> **Work to be completed**: In the records below, find each line that holds "texts" and return it.

> **Information shown**:
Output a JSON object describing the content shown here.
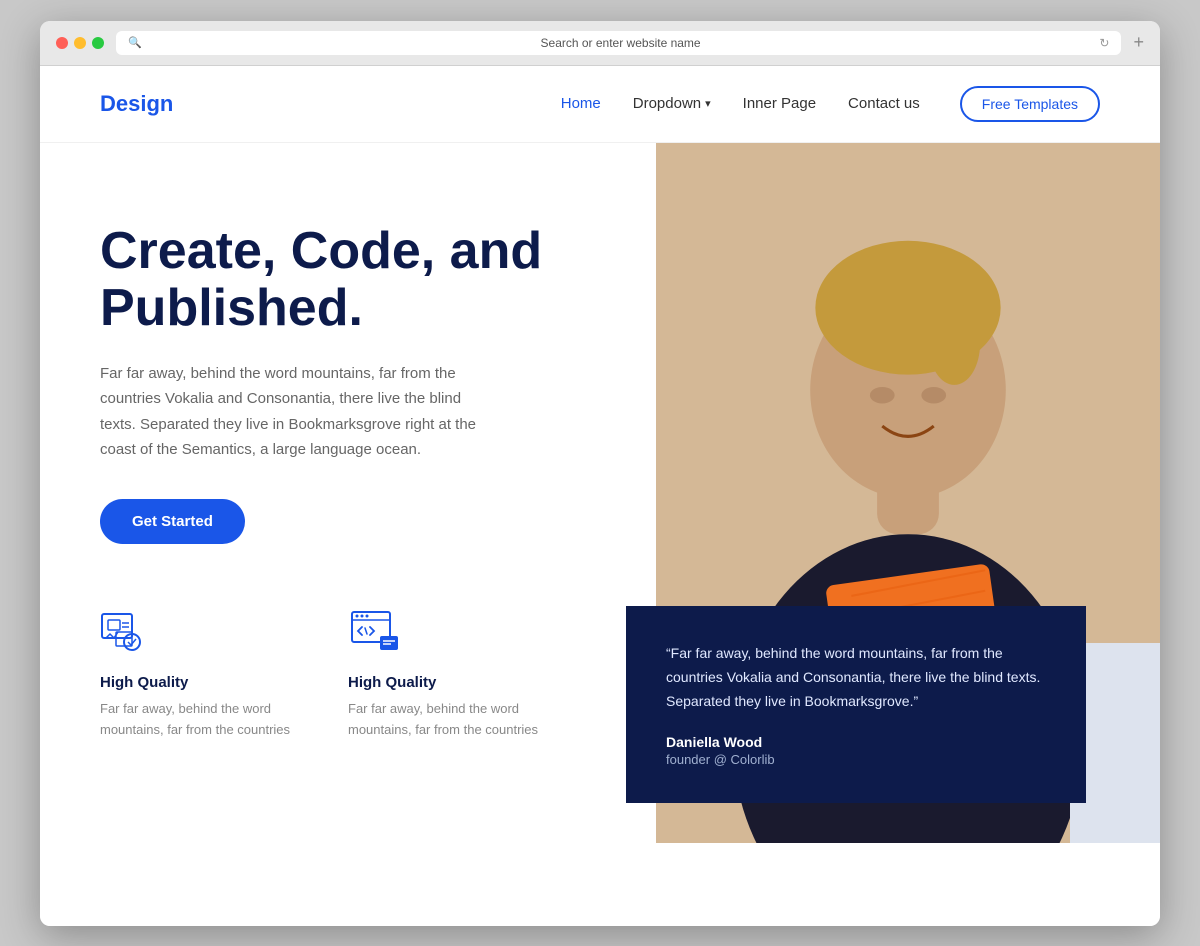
{
  "browser": {
    "address_placeholder": "Search or enter website name"
  },
  "nav": {
    "logo": "Design",
    "links": [
      {
        "label": "Home",
        "active": true
      },
      {
        "label": "Dropdown",
        "dropdown": true
      },
      {
        "label": "Inner Page"
      },
      {
        "label": "Contact us"
      }
    ],
    "cta_label": "Free Templates"
  },
  "hero": {
    "title": "Create, Code, and Published.",
    "description": "Far far away, behind the word mountains, far from the countries Vokalia and Consonantia, there live the blind texts. Separated they live in Bookmarksgrove right at the coast of the Semantics, a large language ocean.",
    "cta_label": "Get Started"
  },
  "features": [
    {
      "icon": "design-icon",
      "title": "High Quality",
      "description": "Far far away, behind the word mountains, far from the countries"
    },
    {
      "icon": "code-icon",
      "title": "High Quality",
      "description": "Far far away, behind the word mountains, far from the countries"
    }
  ],
  "testimonial": {
    "quote": "“Far far away, behind the word mountains, far from the countries Vokalia and Consonantia, there live the blind texts. Separated they live in Bookmarksgrove.”",
    "author": "Daniella Wood",
    "role": "founder @ Colorlib"
  }
}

> **Task result**:
    "description": "Far far away, behind the word mountains, far from the countries Vokalia and Consonantia, there live the blind texts. Separated they live in Bookmarksgrove right at the coast of the Semantics, a large language ocean.",
    "quote": "“Far far away, behind the word mountains, far from the countries Vokalia and Consonantia, there live the blind texts. Separated they live in Bookmarksgrove.”",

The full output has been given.